Dataset rows for apps and sites:

□ □ □

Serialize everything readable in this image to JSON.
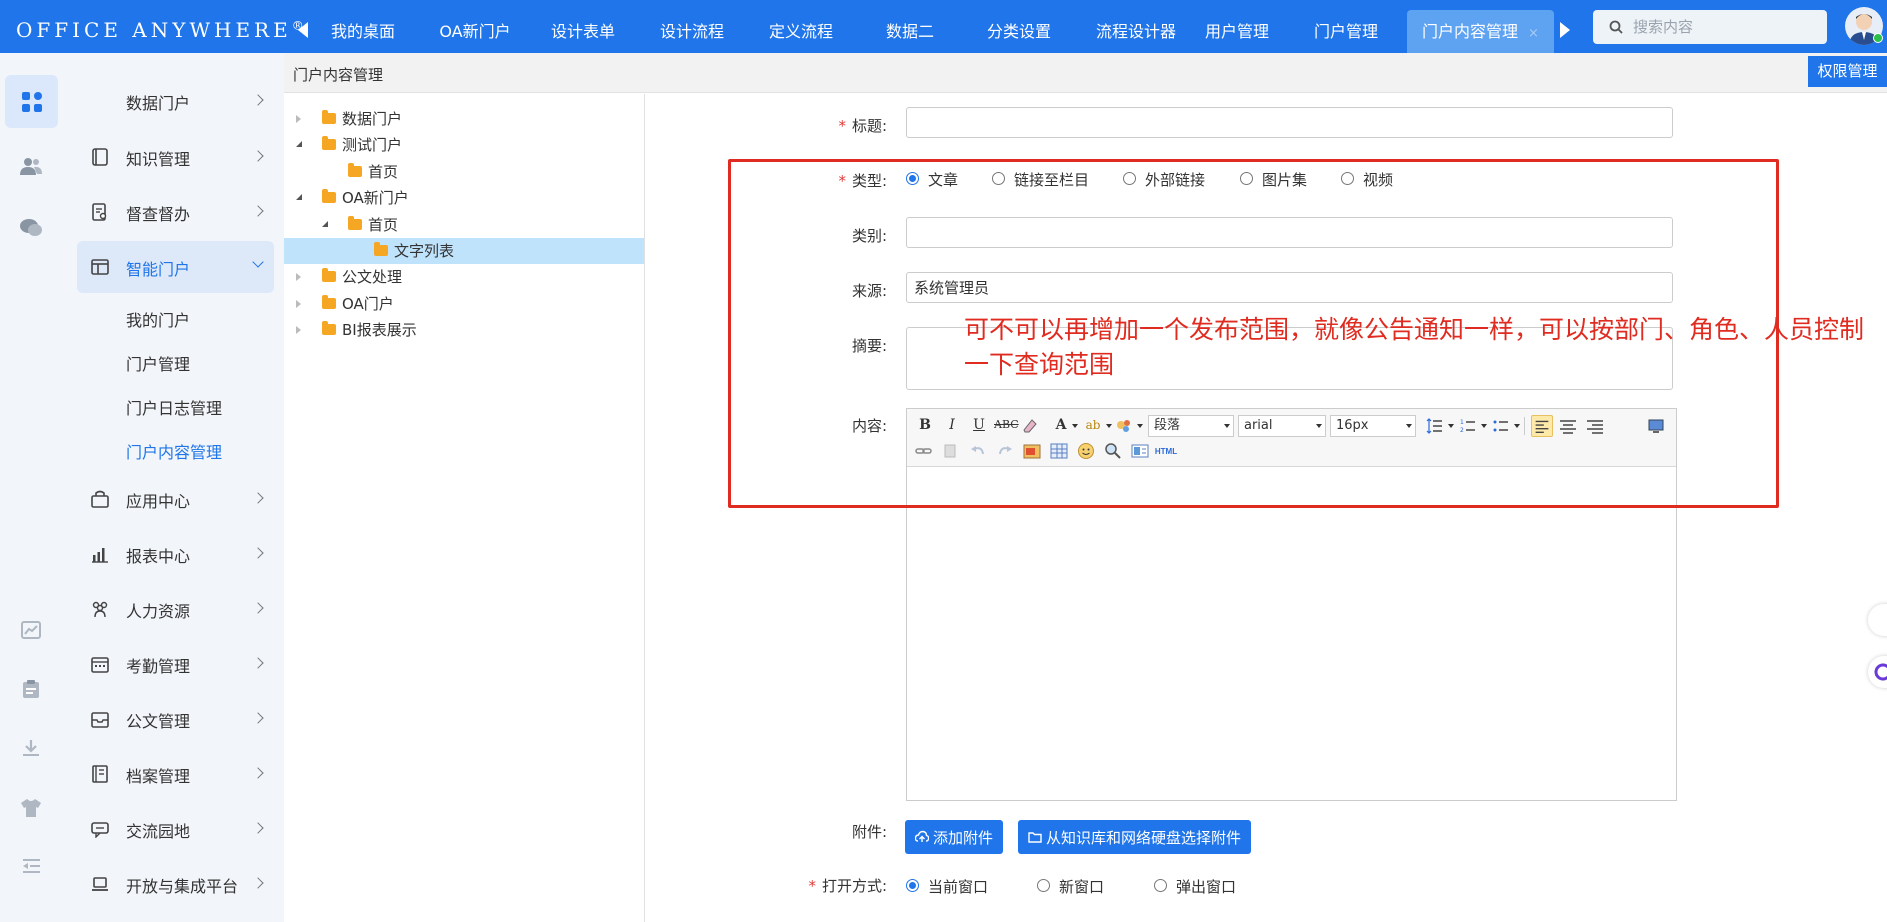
{
  "header": {
    "logo_text": "OFFICE ANYWHERE",
    "logo_mark": "®",
    "tabs": [
      {
        "label": "我的桌面"
      },
      {
        "label": "OA新门户"
      },
      {
        "label": "设计表单"
      },
      {
        "label": "设计流程"
      },
      {
        "label": "定义流程"
      },
      {
        "label": "数据二"
      },
      {
        "label": "分类设置"
      },
      {
        "label": "流程设计器"
      },
      {
        "label": "用户管理"
      },
      {
        "label": "门户管理"
      },
      {
        "label": "门户内容管理",
        "active": true,
        "close": "×"
      }
    ],
    "search_placeholder": "搜索内容"
  },
  "sidebar": {
    "items": [
      {
        "label": "数据门户",
        "icon": "data-portal-icon"
      },
      {
        "label": "知识管理",
        "icon": "book-icon"
      },
      {
        "label": "督查督办",
        "icon": "clipboard-search-icon"
      },
      {
        "label": "智能门户",
        "icon": "layout-icon",
        "active": true
      },
      {
        "label": "应用中心",
        "icon": "bag-icon"
      },
      {
        "label": "报表中心",
        "icon": "bar-chart-icon"
      },
      {
        "label": "人力资源",
        "icon": "people-icon"
      },
      {
        "label": "考勤管理",
        "icon": "calendar-icon"
      },
      {
        "label": "公文管理",
        "icon": "inbox-icon"
      },
      {
        "label": "档案管理",
        "icon": "archive-icon"
      },
      {
        "label": "交流园地",
        "icon": "chat-icon"
      },
      {
        "label": "开放与集成平台",
        "icon": "laptop-icon"
      }
    ],
    "sub_items": [
      {
        "label": "我的门户"
      },
      {
        "label": "门户管理"
      },
      {
        "label": "门户日志管理"
      },
      {
        "label": "门户内容管理",
        "active": true
      }
    ]
  },
  "breadcrumb": {
    "current": "门户内容管理",
    "perm_button": "权限管理"
  },
  "tree": [
    {
      "label": "数据门户",
      "level": 0,
      "state": "closed"
    },
    {
      "label": "测试门户",
      "level": 0,
      "state": "open"
    },
    {
      "label": "首页",
      "level": 1,
      "state": "leaf"
    },
    {
      "label": "OA新门户",
      "level": 0,
      "state": "open"
    },
    {
      "label": "首页",
      "level": 1,
      "state": "open"
    },
    {
      "label": "文字列表",
      "level": 2,
      "state": "leaf",
      "selected": true
    },
    {
      "label": "公文处理",
      "level": 0,
      "state": "closed"
    },
    {
      "label": "OA门户",
      "level": 0,
      "state": "closed"
    },
    {
      "label": "BI报表展示",
      "level": 0,
      "state": "closed"
    }
  ],
  "form": {
    "title_label": "标题:",
    "title_value": "",
    "type_label": "类型:",
    "type_options": [
      {
        "label": "文章",
        "checked": true
      },
      {
        "label": "链接至栏目"
      },
      {
        "label": "外部链接"
      },
      {
        "label": "图片集"
      },
      {
        "label": "视频"
      }
    ],
    "category_label": "类别:",
    "category_value": "",
    "source_label": "来源:",
    "source_value": "系统管理员",
    "summary_label": "摘要:",
    "content_label": "内容:",
    "editor": {
      "paragraph": "段落",
      "font": "arial",
      "size": "16px",
      "html_label": "HTML"
    },
    "attach_label": "附件:",
    "add_attach_button": "添加附件",
    "select_attach_button": "从知识库和网络硬盘选择附件",
    "open_label": "打开方式:",
    "open_options": [
      {
        "label": "当前窗口",
        "checked": true
      },
      {
        "label": "新窗口"
      },
      {
        "label": "弹出窗口"
      }
    ]
  },
  "annotation": {
    "text": "可不可以再增加一个发布范围，就像公告通知一样，可以按部门、角色、人员控制一下查询范围"
  },
  "colors": {
    "primary": "#1f75e9",
    "annotation": "#e02b20",
    "selected_row": "#bfe3fb"
  }
}
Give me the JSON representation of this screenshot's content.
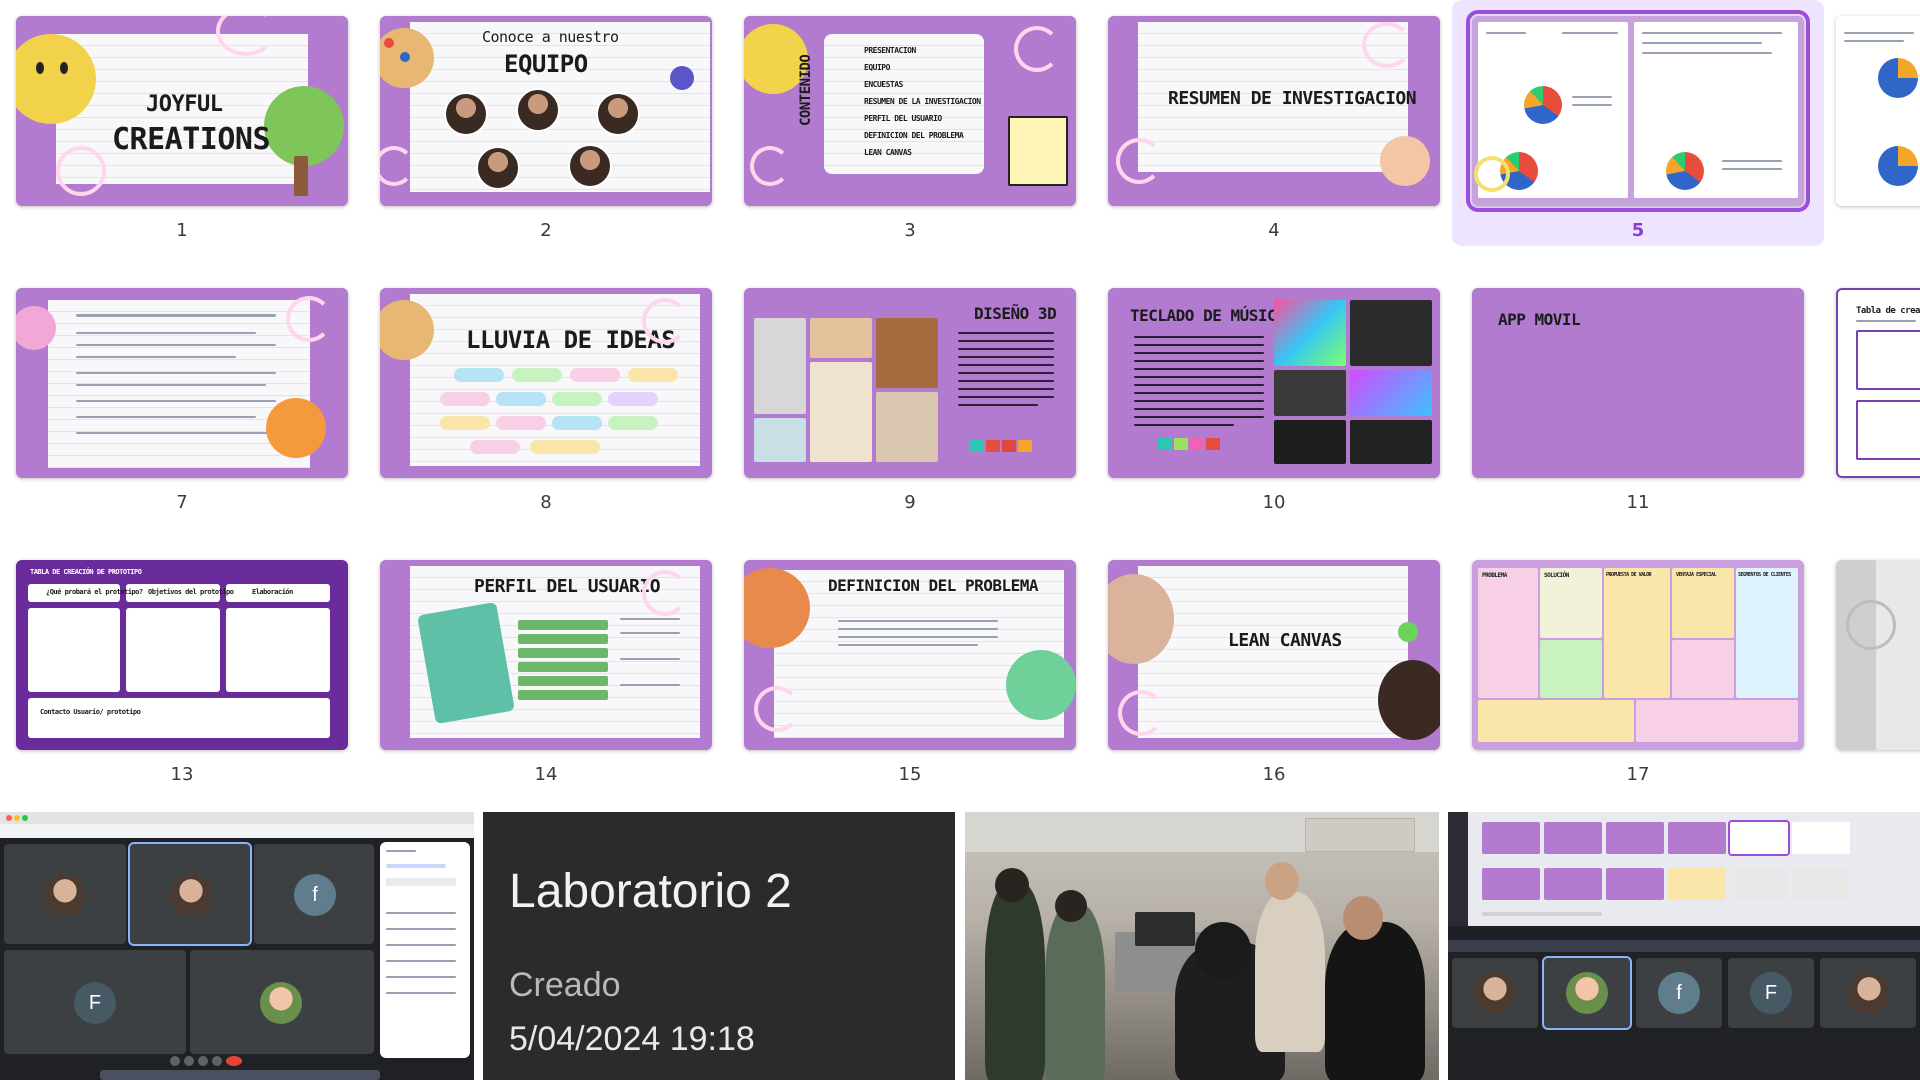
{
  "slides": [
    {
      "num": "1",
      "title_line1": "JOYFUL",
      "title_line2": "CREATIONS"
    },
    {
      "num": "2",
      "title_line1": "Conoce a nuestro",
      "title_line2": "EQUIPO"
    },
    {
      "num": "3",
      "side_title": "CONTENIDO",
      "items": [
        "PRESENTACION",
        "EQUIPO",
        "ENCUESTAS",
        "RESUMEN DE LA INVESTIGACION",
        "PERFIL DEL USUARIO",
        "DEFINICION DEL PROBLEMA",
        "LEAN CANVAS"
      ]
    },
    {
      "num": "4",
      "title": "RESUMEN DE INVESTIGACION"
    },
    {
      "num": "5",
      "selected": true
    },
    {
      "num": "7"
    },
    {
      "num": "8",
      "title": "LLUVIA DE IDEAS"
    },
    {
      "num": "9",
      "title": "DISEÑO 3D"
    },
    {
      "num": "10",
      "title": "TECLADO DE MÚSICA"
    },
    {
      "num": "11",
      "title": "APP MOVIL"
    },
    {
      "num": "13",
      "title": "TABLA DE CREACIÓN DE PROTOTIPO",
      "col1": "¿Qué probará el prototipo?",
      "col2": "Objetivos del prototipo",
      "col3": "Elaboración",
      "row": "Contacto Usuario/ prototipo"
    },
    {
      "num": "14",
      "title": "PERFIL DEL USUARIO"
    },
    {
      "num": "15",
      "title": "DEFINICION DEL PROBLEMA"
    },
    {
      "num": "16",
      "title": "LEAN CANVAS"
    },
    {
      "num": "17",
      "headers": [
        "PROBLEMA",
        "SOLUCIÓN",
        "PROPUESTA DE VALOR",
        "VENTAJA ESPECIAL",
        "SEGMENTOS DE CLIENTES"
      ]
    }
  ],
  "partial": {
    "right_top_title": "",
    "right_mid_title": "Tabla de creación"
  },
  "card": {
    "title": "Laboratorio 2",
    "label": "Creado",
    "date": "5/04/2024 19:18"
  },
  "meet": {
    "avatars": [
      "f",
      "F"
    ]
  },
  "colors": {
    "slide_purple": "#b27bcf",
    "selected_outline": "#9b4fd9",
    "selected_bg": "#efe4ff",
    "meet_bg": "#202124"
  }
}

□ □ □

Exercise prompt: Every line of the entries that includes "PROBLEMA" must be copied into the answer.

Reply:
        "DEFINICION DEL PROBLEMA",
      "title": "DEFINICION DEL PROBLEMA"
        "PROBLEMA",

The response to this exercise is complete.